(Input material)

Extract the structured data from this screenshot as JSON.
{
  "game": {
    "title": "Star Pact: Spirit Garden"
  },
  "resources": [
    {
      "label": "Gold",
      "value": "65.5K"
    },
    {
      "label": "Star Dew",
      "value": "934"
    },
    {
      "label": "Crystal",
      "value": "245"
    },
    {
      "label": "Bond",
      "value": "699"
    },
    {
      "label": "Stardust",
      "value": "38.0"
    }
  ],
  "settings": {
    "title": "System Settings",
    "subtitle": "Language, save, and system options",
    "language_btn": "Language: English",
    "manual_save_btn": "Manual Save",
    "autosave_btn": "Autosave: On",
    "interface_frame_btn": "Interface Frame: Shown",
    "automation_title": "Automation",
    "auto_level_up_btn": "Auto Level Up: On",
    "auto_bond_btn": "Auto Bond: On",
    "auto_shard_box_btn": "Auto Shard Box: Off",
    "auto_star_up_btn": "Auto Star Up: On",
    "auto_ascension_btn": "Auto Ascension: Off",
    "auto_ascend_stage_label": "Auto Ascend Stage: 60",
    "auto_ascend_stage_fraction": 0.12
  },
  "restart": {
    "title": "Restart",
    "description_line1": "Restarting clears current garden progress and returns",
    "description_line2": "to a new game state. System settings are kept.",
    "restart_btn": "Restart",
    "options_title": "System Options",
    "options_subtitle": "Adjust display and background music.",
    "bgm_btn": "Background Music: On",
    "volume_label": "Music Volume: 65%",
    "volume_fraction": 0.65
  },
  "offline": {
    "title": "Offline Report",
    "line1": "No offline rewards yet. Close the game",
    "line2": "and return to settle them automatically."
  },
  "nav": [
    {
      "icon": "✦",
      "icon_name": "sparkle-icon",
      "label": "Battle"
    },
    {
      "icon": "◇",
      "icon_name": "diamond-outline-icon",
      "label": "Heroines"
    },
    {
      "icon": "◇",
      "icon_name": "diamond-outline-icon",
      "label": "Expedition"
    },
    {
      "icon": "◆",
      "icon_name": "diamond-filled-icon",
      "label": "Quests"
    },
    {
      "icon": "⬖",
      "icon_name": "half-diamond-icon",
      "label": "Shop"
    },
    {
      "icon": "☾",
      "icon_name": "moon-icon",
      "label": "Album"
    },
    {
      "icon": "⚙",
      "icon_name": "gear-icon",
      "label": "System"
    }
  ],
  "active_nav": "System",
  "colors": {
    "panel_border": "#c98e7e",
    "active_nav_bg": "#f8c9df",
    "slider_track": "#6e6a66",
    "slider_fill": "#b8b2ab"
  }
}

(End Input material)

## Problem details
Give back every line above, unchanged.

## Answer space
Extract the structured data from this screenshot as JSON.
{
  "game": {
    "title": "Star Pact: Spirit Garden"
  },
  "resources": [
    {
      "label": "Gold",
      "value": "65.5K"
    },
    {
      "label": "Star Dew",
      "value": "934"
    },
    {
      "label": "Crystal",
      "value": "245"
    },
    {
      "label": "Bond",
      "value": "699"
    },
    {
      "label": "Stardust",
      "value": "38.0"
    }
  ],
  "settings": {
    "title": "System Settings",
    "subtitle": "Language, save, and system options",
    "language_btn": "Language: English",
    "manual_save_btn": "Manual Save",
    "autosave_btn": "Autosave: On",
    "interface_frame_btn": "Interface Frame: Shown",
    "automation_title": "Automation",
    "auto_level_up_btn": "Auto Level Up: On",
    "auto_bond_btn": "Auto Bond: On",
    "auto_shard_box_btn": "Auto Shard Box: Off",
    "auto_star_up_btn": "Auto Star Up: On",
    "auto_ascension_btn": "Auto Ascension: Off",
    "auto_ascend_stage_label": "Auto Ascend Stage: 60",
    "auto_ascend_stage_fraction": 0.12
  },
  "restart": {
    "title": "Restart",
    "description_line1": "Restarting clears current garden progress and returns",
    "description_line2": "to a new game state. System settings are kept.",
    "restart_btn": "Restart",
    "options_title": "System Options",
    "options_subtitle": "Adjust display and background music.",
    "bgm_btn": "Background Music: On",
    "volume_label": "Music Volume: 65%",
    "volume_fraction": 0.65
  },
  "offline": {
    "title": "Offline Report",
    "line1": "No offline rewards yet. Close the game",
    "line2": "and return to settle them automatically."
  },
  "nav": [
    {
      "icon": "✦",
      "icon_name": "sparkle-icon",
      "label": "Battle"
    },
    {
      "icon": "◇",
      "icon_name": "diamond-outline-icon",
      "label": "Heroines"
    },
    {
      "icon": "◇",
      "icon_name": "diamond-outline-icon",
      "label": "Expedition"
    },
    {
      "icon": "◆",
      "icon_name": "diamond-filled-icon",
      "label": "Quests"
    },
    {
      "icon": "⬖",
      "icon_name": "half-diamond-icon",
      "label": "Shop"
    },
    {
      "icon": "☾",
      "icon_name": "moon-icon",
      "label": "Album"
    },
    {
      "icon": "⚙",
      "icon_name": "gear-icon",
      "label": "System"
    }
  ],
  "active_nav": "System",
  "colors": {
    "panel_border": "#c98e7e",
    "active_nav_bg": "#f8c9df",
    "slider_track": "#6e6a66",
    "slider_fill": "#b8b2ab"
  }
}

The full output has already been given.